International Human Rights Law

Volume 2

Edited by: Claudia Tofan

Human rights have roots deep in the mists of time, yet the term itself dates back barely 70 years to international discussions preceding the founding of the United Nations. Since 1945, the scope of human rights has been elaborated and the concept now permeates the fabric of international society. Originally, international law was, literally, the law of nations. It was exclusively concerned with the interaction of States, diplomatic relations, and the laws of war. Individuals were considered the property of the State in which they lived. Until recently, the manner in which a State treated its own nationals was thus an issue within the exclusive competence of that State, subject to neither external review nor international regulation. Since time immemorial, customary international law has recognized that some individuals deserved protection, often greater protection than that afforded to the nationals of a State. Similarly, customary international law has decreed the parameters within which wars should be conducted, and the treatment to be accorded to non-combatants. This is now referred to as international humanitarian law. The work of the League of Nations and the provisions of the peace treaties concluded after World War I were crucial in developing this area of law. In each of these areas, custom and practice has been codified and consolidated into a written tabulation of rights. International law has undoubtedly shaped human rights. The legal statement of rights is, in some respects, a codification of the rule of law by lawyers and legal draftsmen. International human rights, however, go beyond the boundaries of general international law. The first step taken by the United Nations with respect to human rights was the affirmation of the existence of a body of international human rights. The articulation of the Universal Declaration of Human Rights in 1948 and the two subsequent International Covenants of 1966 (on Civil and Political Rights and on Economic, Social and Cultural Rights) form the foundation of international human rights protection, as advocated by the United Nations. Often referred to as the International Bill of Rights, these instruments embrace a truly global membership and remain the starting point of any examination of contemporary international human rights law. This two-volume collection contains the most important documents on human rights law. (Volume I ISBN: 9789058506399; Volume II ISBN: 9789058506405)
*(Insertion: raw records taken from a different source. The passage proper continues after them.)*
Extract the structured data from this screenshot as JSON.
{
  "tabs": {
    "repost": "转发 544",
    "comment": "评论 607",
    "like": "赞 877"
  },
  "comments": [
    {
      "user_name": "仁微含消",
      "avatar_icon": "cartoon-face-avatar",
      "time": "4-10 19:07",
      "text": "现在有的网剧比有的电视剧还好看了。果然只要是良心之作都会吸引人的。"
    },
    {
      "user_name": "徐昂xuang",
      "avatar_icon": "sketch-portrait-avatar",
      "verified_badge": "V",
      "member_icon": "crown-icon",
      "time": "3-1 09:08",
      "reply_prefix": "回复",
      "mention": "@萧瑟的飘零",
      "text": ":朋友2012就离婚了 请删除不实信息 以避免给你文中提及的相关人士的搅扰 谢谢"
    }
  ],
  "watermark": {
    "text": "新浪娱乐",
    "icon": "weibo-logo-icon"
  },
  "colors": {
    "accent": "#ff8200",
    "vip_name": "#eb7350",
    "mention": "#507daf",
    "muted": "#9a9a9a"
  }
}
844 pages

Publication Date: 3/1/2010
Format: Paper
ISBN: 9789058506405